Dashiell Hammett is commonly known by his third and most famous novel, The Maltese Falcon, uniquely featuring the detective hero, Sam Spade. A 1941 film version of the book, which had been published in 1929, was a box-office hit starring Humphrey Bogart. This partly accounts for the recognition Hammett and Spade continue to enjoy, but we measure the endurance of the author and his fictional creation by more than popularity, or the devotion of the Bogart cult. Together they established the fictional detective as a fully fledged social observer and critic. A close reading of the novel in the context of contemporary events shows that the author was working out the controversial 'lessons' of World War I, as they applied to the politics of peace and disarmament of the 1920s. To accomplish this, Hammett, an anarchist and an anti-fascist, created a character to mock bourgeois pretensions of law, order, and progress, which inspired the rhetoric of international relations during that decade.
How much did these motives account for Spade's original qualities and for his subsequent influence? To begin to answer these questions and to understand the vehicle Hammett fashioned for American detective fiction, a brief review of American politics and diplomacy during the 1920s and an exploration of their relation to certain features of political and literary thought is required.
Beginning in 1917, with the revelation of the secret European diplomacy that had preceded World War I, a stream of published documents and high-level memoirs refuted official versions of the war's origins and purposes (Fay 1-49 passim). For the horrendous expenditure of the war, which governments had justified in terms of 'freedom,' 'democracy,' and 'civilization,' society obtained little but death and disorder, it seemed. As facts demolished the idealistic picture painted by Allied wartime propaganda, Armistice Day ceremonies became solemn observations of needless sacrifices made to the failed god of nationalism. The doctrine of German war guilt enshrined in the Treaty of Versailles (1919) was also a casualty of revision, indicating the responsibility of Britain and France, states that had benefited from the Treaty's harsh peace terms to make appropriate adjustments in their relations with Germany.
This British, French, and German diplomats cautiously attempted with the Locarno Treaty (1925), which provided for the admission of Germany to the League of Nations, thus ending German isolation. The Treaty signaled the end of French predominance in Europe, giving Britain, France's ally, decisive influence over the continental balance of power. But it neither significantly altered the terms of the Treaty of Versailles nor eliminated Allied fears of German revanchism. To insure against this eventuality, the French foreign minister Aristide Briand approached the American government with a non-aggression alliance in April 1927, the anniversary of the American declaration of war for the defense of France and Great Britain in World War I. Evading this politically risky entanglement, the Republicans in Washington offered the internationally minded a harmless revised version that appealed to the sovereign states of the world to take a rhetorical stand against aggression. This was known as the Kellogg-Briand Pact, a so-called Peace Pact history texts often describe as one of the diplomatic triumphs of President Calvin Coolidge's administration.
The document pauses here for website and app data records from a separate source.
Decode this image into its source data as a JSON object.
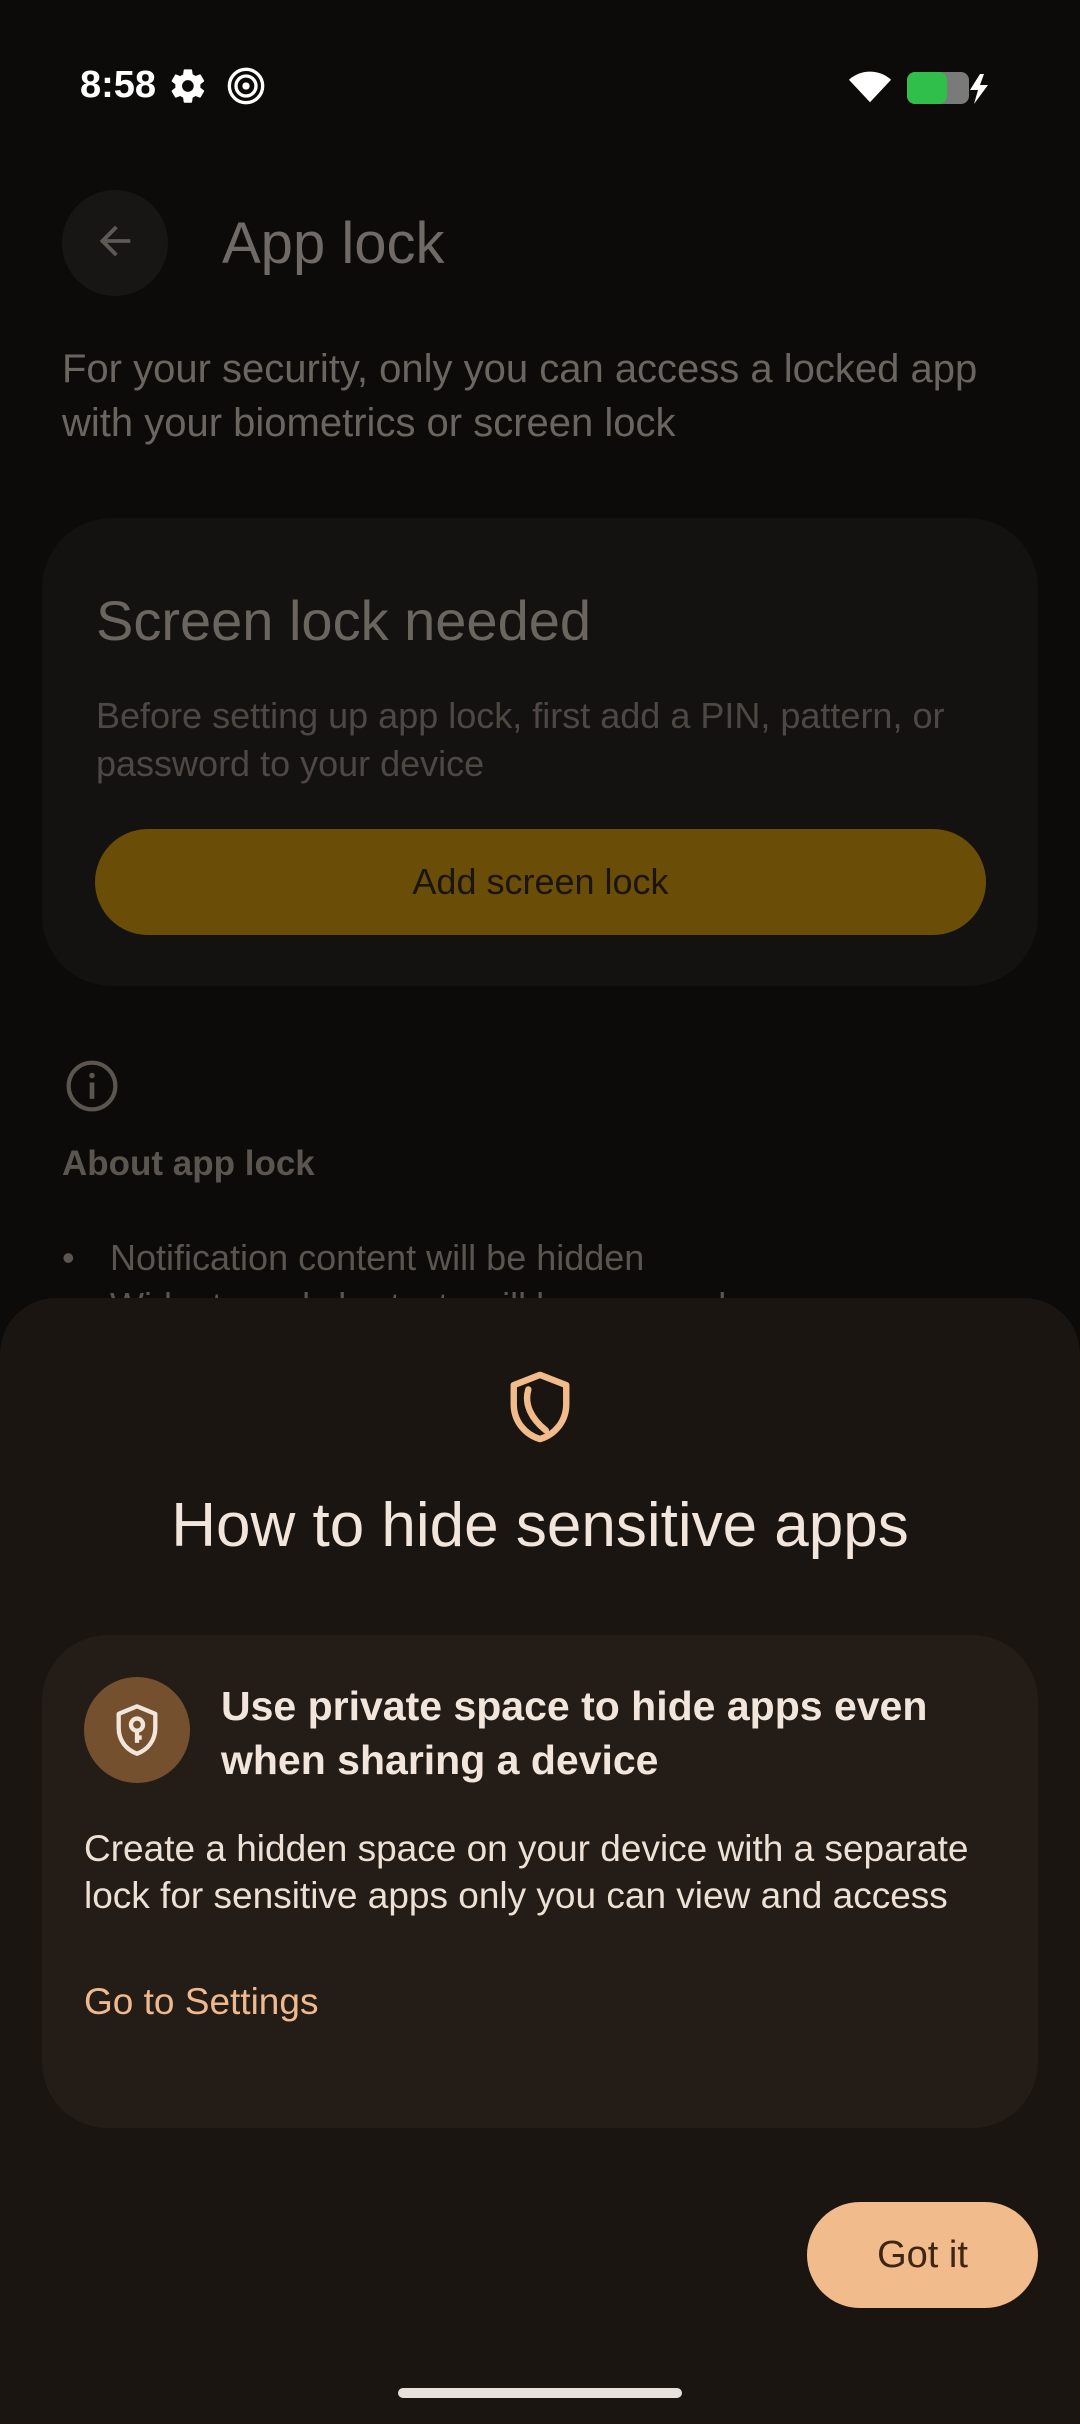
{
  "status_bar": {
    "time": "8:58",
    "icons": [
      "gear-icon",
      "spiral-icon",
      "wifi-icon",
      "battery-charging-icon"
    ],
    "battery_color": "#2fbf4a"
  },
  "app_bar": {
    "title": "App lock",
    "back_icon": "arrow-left-icon"
  },
  "page": {
    "description": "For your security, only you can access a locked app with your biometrics or screen lock"
  },
  "screen_lock_card": {
    "title": "Screen lock needed",
    "description": "Before setting up app lock, first add a PIN, pattern, or password to your device",
    "button_label": "Add screen lock",
    "button_color": "#6a4d06"
  },
  "about": {
    "icon": "info-icon",
    "title": "About app lock",
    "items": [
      "Notification content will be hidden",
      "Widgets and shortcuts will be removed"
    ]
  },
  "bottom_sheet": {
    "icon": "shield-icon",
    "title": "How to hide sensitive apps",
    "private_space_card": {
      "icon": "lock-shield-icon",
      "title": "Use private space to hide apps even when sharing a device",
      "description": "Create a hidden space on your device with a separate lock for sensitive apps only you can view and access",
      "link_label": "Go to Settings"
    },
    "confirm_button_label": "Got it",
    "accent_color": "#f2bb8b"
  }
}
For Dashiell Hammett, working out his new novel based on the subject, glossing over realpolitik maneuvering with high sounding rhetoric was a characteristically insincere operation of the international state system. In fact, Britain and France together, contrary to disarmament agreements, planned to revise the standards of general military and naval forces in their favor. The French agreed the Admiralty could abandon the naval limitations of the Washington Conference (1922) pertaining to light cruisers.(1) In turn, the British government would approve a larger effective French army than allowed by the Treaty of Versailles. …